** The data follows **

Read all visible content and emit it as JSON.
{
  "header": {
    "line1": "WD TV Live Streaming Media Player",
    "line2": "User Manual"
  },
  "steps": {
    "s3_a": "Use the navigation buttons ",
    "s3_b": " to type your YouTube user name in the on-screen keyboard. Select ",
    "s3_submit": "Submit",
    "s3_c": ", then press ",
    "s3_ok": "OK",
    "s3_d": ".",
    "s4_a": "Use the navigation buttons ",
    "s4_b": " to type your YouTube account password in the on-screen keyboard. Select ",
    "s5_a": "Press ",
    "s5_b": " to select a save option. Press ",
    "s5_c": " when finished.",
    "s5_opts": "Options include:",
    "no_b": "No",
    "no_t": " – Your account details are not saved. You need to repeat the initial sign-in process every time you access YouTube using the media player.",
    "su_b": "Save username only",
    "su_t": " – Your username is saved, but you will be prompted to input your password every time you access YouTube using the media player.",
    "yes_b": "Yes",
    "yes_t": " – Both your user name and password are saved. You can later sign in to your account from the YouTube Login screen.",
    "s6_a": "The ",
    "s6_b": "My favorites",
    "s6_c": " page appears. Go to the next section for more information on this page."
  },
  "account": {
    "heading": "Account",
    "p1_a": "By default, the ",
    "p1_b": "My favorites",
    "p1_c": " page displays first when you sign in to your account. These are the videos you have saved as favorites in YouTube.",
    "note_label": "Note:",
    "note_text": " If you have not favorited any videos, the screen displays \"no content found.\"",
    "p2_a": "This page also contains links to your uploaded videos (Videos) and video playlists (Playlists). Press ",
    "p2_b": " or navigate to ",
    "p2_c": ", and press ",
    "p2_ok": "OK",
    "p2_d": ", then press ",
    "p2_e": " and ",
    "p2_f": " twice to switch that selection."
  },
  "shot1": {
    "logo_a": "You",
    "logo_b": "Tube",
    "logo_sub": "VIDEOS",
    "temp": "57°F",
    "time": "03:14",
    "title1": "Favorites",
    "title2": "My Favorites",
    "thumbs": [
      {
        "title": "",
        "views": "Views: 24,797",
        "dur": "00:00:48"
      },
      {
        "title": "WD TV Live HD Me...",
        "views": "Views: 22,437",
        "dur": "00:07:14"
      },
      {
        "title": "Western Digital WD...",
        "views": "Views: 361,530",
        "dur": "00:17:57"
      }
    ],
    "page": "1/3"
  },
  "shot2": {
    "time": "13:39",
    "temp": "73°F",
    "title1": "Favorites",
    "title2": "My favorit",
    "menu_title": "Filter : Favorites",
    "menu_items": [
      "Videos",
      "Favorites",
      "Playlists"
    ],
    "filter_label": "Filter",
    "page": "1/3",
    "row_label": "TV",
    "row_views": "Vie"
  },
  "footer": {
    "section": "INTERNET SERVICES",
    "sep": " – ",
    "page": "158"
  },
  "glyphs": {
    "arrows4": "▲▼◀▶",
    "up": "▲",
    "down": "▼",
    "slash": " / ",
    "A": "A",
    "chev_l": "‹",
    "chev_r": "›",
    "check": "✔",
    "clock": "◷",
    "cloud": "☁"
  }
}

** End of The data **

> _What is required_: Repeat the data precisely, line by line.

> _Response to the task_:
Read all visible content and emit it as JSON.
{
  "header": {
    "line1": "WD TV Live Streaming Media Player",
    "line2": "User Manual"
  },
  "steps": {
    "s3_a": "Use the navigation buttons ",
    "s3_b": " to type your YouTube user name in the on-screen keyboard. Select ",
    "s3_submit": "Submit",
    "s3_c": ", then press ",
    "s3_ok": "OK",
    "s3_d": ".",
    "s4_a": "Use the navigation buttons ",
    "s4_b": " to type your YouTube account password in the on-screen keyboard. Select ",
    "s5_a": "Press ",
    "s5_b": " to select a save option. Press ",
    "s5_c": " when finished.",
    "s5_opts": "Options include:",
    "no_b": "No",
    "no_t": " – Your account details are not saved. You need to repeat the initial sign-in process every time you access YouTube using the media player.",
    "su_b": "Save username only",
    "su_t": " – Your username is saved, but you will be prompted to input your password every time you access YouTube using the media player.",
    "yes_b": "Yes",
    "yes_t": " – Both your user name and password are saved. You can later sign in to your account from the YouTube Login screen.",
    "s6_a": "The ",
    "s6_b": "My favorites",
    "s6_c": " page appears. Go to the next section for more information on this page."
  },
  "account": {
    "heading": "Account",
    "p1_a": "By default, the ",
    "p1_b": "My favorites",
    "p1_c": " page displays first when you sign in to your account. These are the videos you have saved as favorites in YouTube.",
    "note_label": "Note:",
    "note_text": " If you have not favorited any videos, the screen displays \"no content found.\"",
    "p2_a": "This page also contains links to your uploaded videos (Videos) and video playlists (Playlists). Press ",
    "p2_b": " or navigate to ",
    "p2_c": ", and press ",
    "p2_ok": "OK",
    "p2_d": ", then press ",
    "p2_e": " and ",
    "p2_f": " twice to switch that selection."
  },
  "shot1": {
    "logo_a": "You",
    "logo_b": "Tube",
    "logo_sub": "VIDEOS",
    "temp": "57°F",
    "time": "03:14",
    "title1": "Favorites",
    "title2": "My Favorites",
    "thumbs": [
      {
        "title": "",
        "views": "Views: 24,797",
        "dur": "00:00:48"
      },
      {
        "title": "WD TV Live HD Me...",
        "views": "Views: 22,437",
        "dur": "00:07:14"
      },
      {
        "title": "Western Digital WD...",
        "views": "Views: 361,530",
        "dur": "00:17:57"
      }
    ],
    "page": "1/3"
  },
  "shot2": {
    "time": "13:39",
    "temp": "73°F",
    "title1": "Favorites",
    "title2": "My favorit",
    "menu_title": "Filter : Favorites",
    "menu_items": [
      "Videos",
      "Favorites",
      "Playlists"
    ],
    "filter_label": "Filter",
    "page": "1/3",
    "row_label": "TV",
    "row_views": "Vie"
  },
  "footer": {
    "section": "INTERNET SERVICES",
    "sep": " – ",
    "page": "158"
  },
  "glyphs": {
    "arrows4": "▲▼◀▶",
    "up": "▲",
    "down": "▼",
    "slash": " / ",
    "A": "A",
    "chev_l": "‹",
    "chev_r": "›",
    "check": "✔",
    "clock": "◷",
    "cloud": "☁"
  }
}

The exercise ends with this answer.